Task statement ▸ Go through the listing that follows and write it out exactly. Drop the pictures.

== Segment start ==

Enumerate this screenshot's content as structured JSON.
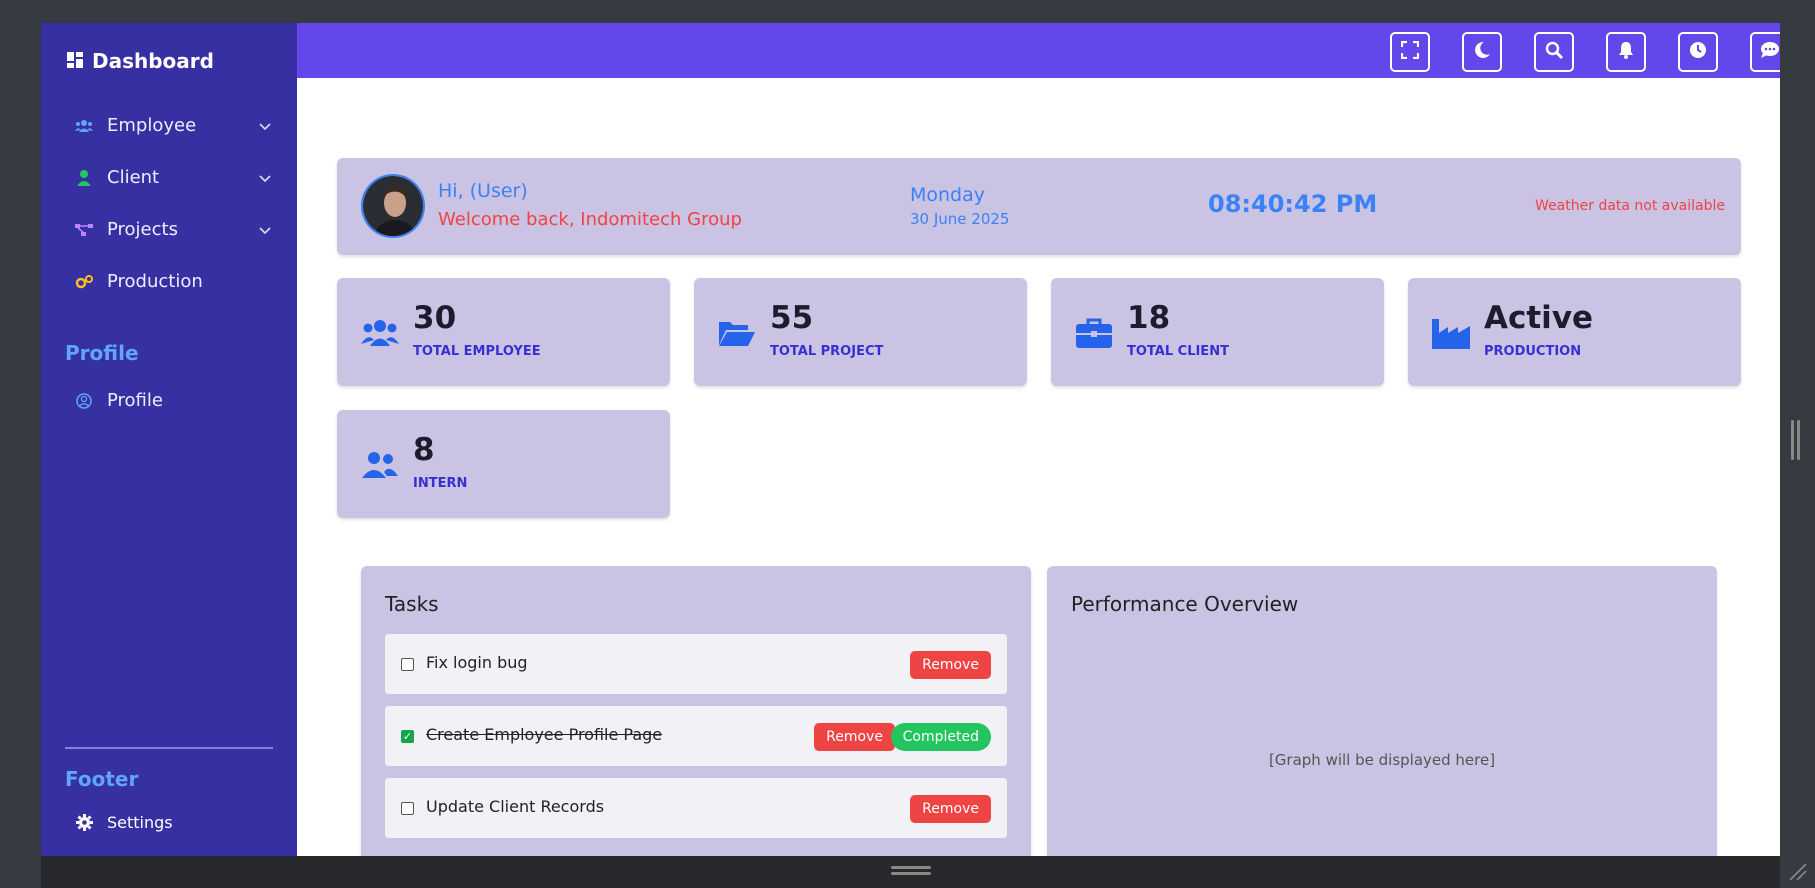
{
  "sidebar": {
    "brand": "Dashboard",
    "items": [
      {
        "label": "Employee",
        "icon": "users-icon"
      },
      {
        "label": "Client",
        "icon": "user-icon"
      },
      {
        "label": "Projects",
        "icon": "project-diagram-icon"
      },
      {
        "label": "Production",
        "icon": "cogs-icon"
      }
    ],
    "profile_section": "Profile",
    "profile_item": "Profile",
    "footer_section": "Footer",
    "settings_item": "Settings"
  },
  "topbar": {
    "buttons": [
      "fullscreen-icon",
      "moon-icon",
      "search-icon",
      "bell-icon",
      "clock-icon",
      "chat-icon"
    ]
  },
  "welcome": {
    "greeting": "Hi, (User)",
    "message": "Welcome back, Indomitech Group",
    "day": "Monday",
    "date": "30 June 2025",
    "time": "08:40:42 PM",
    "weather": "Weather data not available"
  },
  "stats": [
    {
      "value": "30",
      "label": "TOTAL EMPLOYEE",
      "icon": "users-icon"
    },
    {
      "value": "55",
      "label": "TOTAL PROJECT",
      "icon": "folder-open-icon"
    },
    {
      "value": "18",
      "label": "TOTAL CLIENT",
      "icon": "briefcase-icon"
    },
    {
      "value": "Active",
      "label": "PRODUCTION",
      "icon": "industry-icon"
    },
    {
      "value": "8",
      "label": "INTERN",
      "icon": "user-friends-icon"
    }
  ],
  "tasks": {
    "title": "Tasks",
    "items": [
      {
        "text": "Fix login bug",
        "checked": false,
        "remove_label": "Remove"
      },
      {
        "text": "Create Employee Profile Page",
        "checked": true,
        "remove_label": "Remove",
        "status": "Completed"
      },
      {
        "text": "Update Client Records",
        "checked": false,
        "remove_label": "Remove"
      }
    ]
  },
  "performance": {
    "title": "Performance Overview",
    "placeholder": "[Graph will be displayed here]"
  },
  "colors": {
    "sidebar": "#3730a3",
    "topbar": "#6347ea",
    "card": "#cbc3e3",
    "accent": "#3b82f6",
    "danger": "#ef4444",
    "success": "#22c55e"
  }
}
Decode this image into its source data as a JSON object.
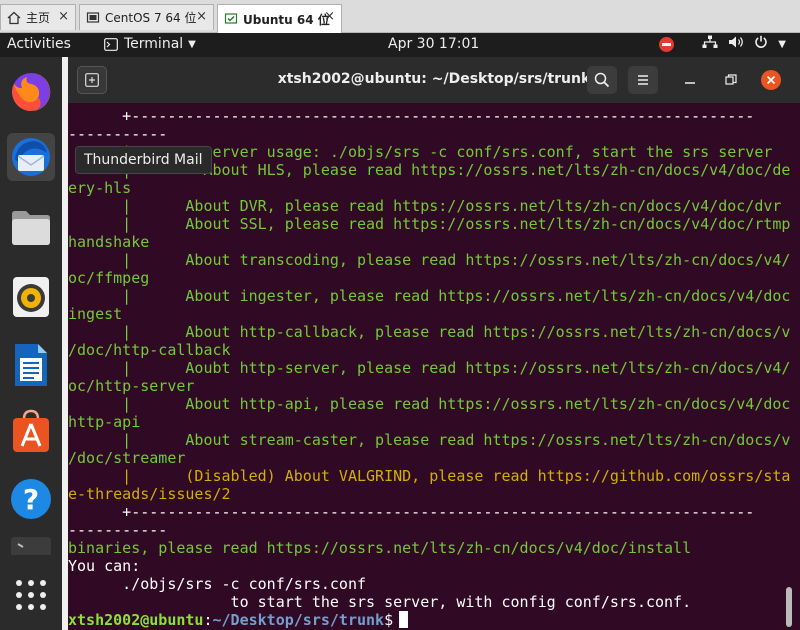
{
  "vm_tabs": [
    {
      "label": "主页"
    },
    {
      "label": "CentOS 7 64 位"
    },
    {
      "label": "Ubuntu 64 位"
    }
  ],
  "topbar": {
    "activities": "Activities",
    "app_menu": "Terminal",
    "clock": "Apr 30  17:01"
  },
  "dock": {
    "tooltip": "Thunderbird Mail"
  },
  "terminal": {
    "title": "xtsh2002@ubuntu: ~/Desktop/srs/trunk",
    "lines": [
      {
        "text": "      +---------------------------------------------------------------------",
        "color": "white"
      },
      {
        "text": "-----------",
        "color": "white"
      },
      {
        "text": "      |        server usage: ./objs/srs -c conf/srs.conf, start the srs server",
        "color": "green"
      },
      {
        "text": "      |        About HLS, please read https://ossrs.net/lts/zh-cn/docs/v4/doc/deliv",
        "color": "green"
      },
      {
        "text": "ery-hls",
        "color": "green"
      },
      {
        "text": "      |      About DVR, please read https://ossrs.net/lts/zh-cn/docs/v4/doc/dvr",
        "color": "green"
      },
      {
        "text": "      |      About SSL, please read https://ossrs.net/lts/zh-cn/docs/v4/doc/rtmp-",
        "color": "green"
      },
      {
        "text": "handshake",
        "color": "green"
      },
      {
        "text": "      |      About transcoding, please read https://ossrs.net/lts/zh-cn/docs/v4/d",
        "color": "green"
      },
      {
        "text": "oc/ffmpeg",
        "color": "green"
      },
      {
        "text": "      |      About ingester, please read https://ossrs.net/lts/zh-cn/docs/v4/doc/",
        "color": "green"
      },
      {
        "text": "ingest",
        "color": "green"
      },
      {
        "text": "      |      About http-callback, please read https://ossrs.net/lts/zh-cn/docs/v4",
        "color": "green"
      },
      {
        "text": "/doc/http-callback",
        "color": "green"
      },
      {
        "text": "      |      Aoubt http-server, please read https://ossrs.net/lts/zh-cn/docs/v4/d",
        "color": "green"
      },
      {
        "text": "oc/http-server",
        "color": "green"
      },
      {
        "text": "      |      About http-api, please read https://ossrs.net/lts/zh-cn/docs/v4/doc/",
        "color": "green"
      },
      {
        "text": "http-api",
        "color": "green"
      },
      {
        "text": "      |      About stream-caster, please read https://ossrs.net/lts/zh-cn/docs/v4",
        "color": "green"
      },
      {
        "text": "/doc/streamer",
        "color": "green"
      },
      {
        "text": "      |      (Disabled) About VALGRIND, please read https://github.com/ossrs/stat",
        "color": "yellow"
      },
      {
        "text": "e-threads/issues/2",
        "color": "yellow"
      },
      {
        "text": "      +---------------------------------------------------------------------",
        "color": "white"
      },
      {
        "text": "-----------",
        "color": "white"
      },
      {
        "text": "binaries, please read https://ossrs.net/lts/zh-cn/docs/v4/doc/install",
        "color": "green"
      },
      {
        "text": "You can:",
        "color": "white"
      },
      {
        "text": "      ./objs/srs -c conf/srs.conf",
        "color": "white"
      },
      {
        "text": "                  to start the srs server, with config conf/srs.conf.",
        "color": "white"
      }
    ],
    "prompt": {
      "user": "xtsh2002@ubuntu",
      "sep": ":",
      "path": "~/Desktop/srs/trunk",
      "symbol": "$"
    }
  }
}
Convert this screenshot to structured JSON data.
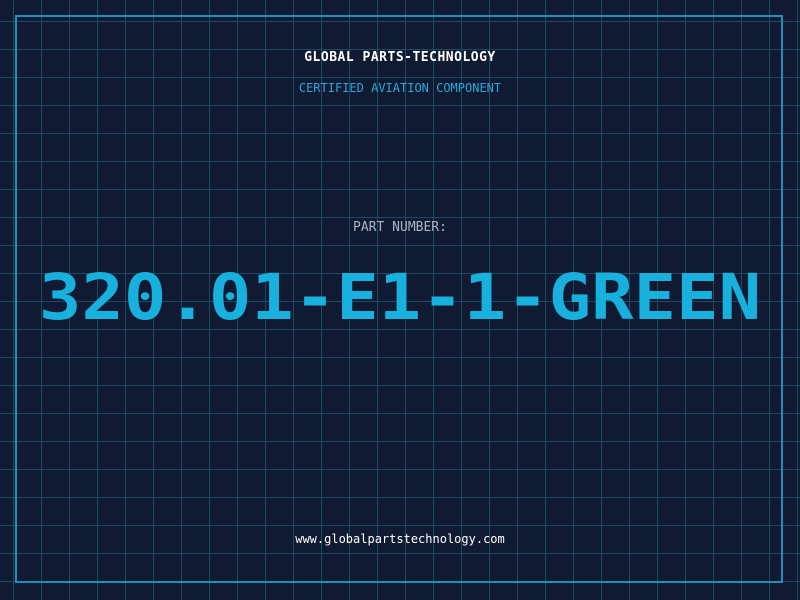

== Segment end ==

Response for this exercise ▸
Enumerate this screenshot's content as structured JSON.
{
  "sidebar": {
    "brand": "Dashboard",
    "items": [
      {
        "label": "Employee",
        "icon": "users-icon"
      },
      {
        "label": "Client",
        "icon": "user-icon"
      },
      {
        "label": "Projects",
        "icon": "project-diagram-icon"
      },
      {
        "label": "Production",
        "icon": "cogs-icon"
      }
    ],
    "profile_section": "Profile",
    "profile_item": "Profile",
    "footer_section": "Footer",
    "settings_item": "Settings"
  },
  "topbar": {
    "buttons": [
      "fullscreen-icon",
      "moon-icon",
      "search-icon",
      "bell-icon",
      "clock-icon",
      "chat-icon"
    ]
  },
  "welcome": {
    "greeting": "Hi, (User)",
    "message": "Welcome back, Indomitech Group",
    "day": "Monday",
    "date": "30 June 2025",
    "time": "08:40:42 PM",
    "weather": "Weather data not available"
  },
  "stats": [
    {
      "value": "30",
      "label": "TOTAL EMPLOYEE",
      "icon": "users-icon"
    },
    {
      "value": "55",
      "label": "TOTAL PROJECT",
      "icon": "folder-open-icon"
    },
    {
      "value": "18",
      "label": "TOTAL CLIENT",
      "icon": "briefcase-icon"
    },
    {
      "value": "Active",
      "label": "PRODUCTION",
      "icon": "industry-icon"
    },
    {
      "value": "8",
      "label": "INTERN",
      "icon": "user-friends-icon"
    }
  ],
  "tasks": {
    "title": "Tasks",
    "items": [
      {
        "text": "Fix login bug",
        "checked": false,
        "remove_label": "Remove"
      },
      {
        "text": "Create Employee Profile Page",
        "checked": true,
        "remove_label": "Remove",
        "status": "Completed"
      },
      {
        "text": "Update Client Records",
        "checked": false,
        "remove_label": "Remove"
      }
    ]
  },
  "performance": {
    "title": "Performance Overview",
    "placeholder": "[Graph will be displayed here]"
  },
  "colors": {
    "sidebar": "#3730a3",
    "topbar": "#6347ea",
    "card": "#cbc3e3",
    "accent": "#3b82f6",
    "danger": "#ef4444",
    "success": "#22c55e"
  }
}
Decode this image into its source data as a JSON object.
{
  "vm_tabs": [
    {
      "label": "主页"
    },
    {
      "label": "CentOS 7 64 位"
    },
    {
      "label": "Ubuntu 64 位"
    }
  ],
  "topbar": {
    "activities": "Activities",
    "app_menu": "Terminal",
    "clock": "Apr 30  17:01"
  },
  "dock": {
    "tooltip": "Thunderbird Mail"
  },
  "terminal": {
    "title": "xtsh2002@ubuntu: ~/Desktop/srs/trunk",
    "lines": [
      {
        "text": "      +---------------------------------------------------------------------",
        "color": "white"
      },
      {
        "text": "-----------",
        "color": "white"
      },
      {
        "text": "      |        server usage: ./objs/srs -c conf/srs.conf, start the srs server",
        "color": "green"
      },
      {
        "text": "      |        About HLS, please read https://ossrs.net/lts/zh-cn/docs/v4/doc/deliv",
        "color": "green"
      },
      {
        "text": "ery-hls",
        "color": "green"
      },
      {
        "text": "      |      About DVR, please read https://ossrs.net/lts/zh-cn/docs/v4/doc/dvr",
        "color": "green"
      },
      {
        "text": "      |      About SSL, please read https://ossrs.net/lts/zh-cn/docs/v4/doc/rtmp-",
        "color": "green"
      },
      {
        "text": "handshake",
        "color": "green"
      },
      {
        "text": "      |      About transcoding, please read https://ossrs.net/lts/zh-cn/docs/v4/d",
        "color": "green"
      },
      {
        "text": "oc/ffmpeg",
        "color": "green"
      },
      {
        "text": "      |      About ingester, please read https://ossrs.net/lts/zh-cn/docs/v4/doc/",
        "color": "green"
      },
      {
        "text": "ingest",
        "color": "green"
      },
      {
        "text": "      |      About http-callback, please read https://ossrs.net/lts/zh-cn/docs/v4",
        "color": "green"
      },
      {
        "text": "/doc/http-callback",
        "color": "green"
      },
      {
        "text": "      |      Aoubt http-server, please read https://ossrs.net/lts/zh-cn/docs/v4/d",
        "color": "green"
      },
      {
        "text": "oc/http-server",
        "color": "green"
      },
      {
        "text": "      |      About http-api, please read https://ossrs.net/lts/zh-cn/docs/v4/doc/",
        "color": "green"
      },
      {
        "text": "http-api",
        "color": "green"
      },
      {
        "text": "      |      About stream-caster, please read https://ossrs.net/lts/zh-cn/docs/v4",
        "color": "green"
      },
      {
        "text": "/doc/streamer",
        "color": "green"
      },
      {
        "text": "      |      (Disabled) About VALGRIND, please read https://github.com/ossrs/stat",
        "color": "yellow"
      },
      {
        "text": "e-threads/issues/2",
        "color": "yellow"
      },
      {
        "text": "      +---------------------------------------------------------------------",
        "color": "white"
      },
      {
        "text": "-----------",
        "color": "white"
      },
      {
        "text": "binaries, please read https://ossrs.net/lts/zh-cn/docs/v4/doc/install",
        "color": "green"
      },
      {
        "text": "You can:",
        "color": "white"
      },
      {
        "text": "      ./objs/srs -c conf/srs.conf",
        "color": "white"
      },
      {
        "text": "                  to start the srs server, with config conf/srs.conf.",
        "color": "white"
      }
    ],
    "prompt": {
      "user": "xtsh2002@ubuntu",
      "sep": ":",
      "path": "~/Desktop/srs/trunk",
      "symbol": "$"
    }
  }
}
Convert this screenshot to structured JSON data.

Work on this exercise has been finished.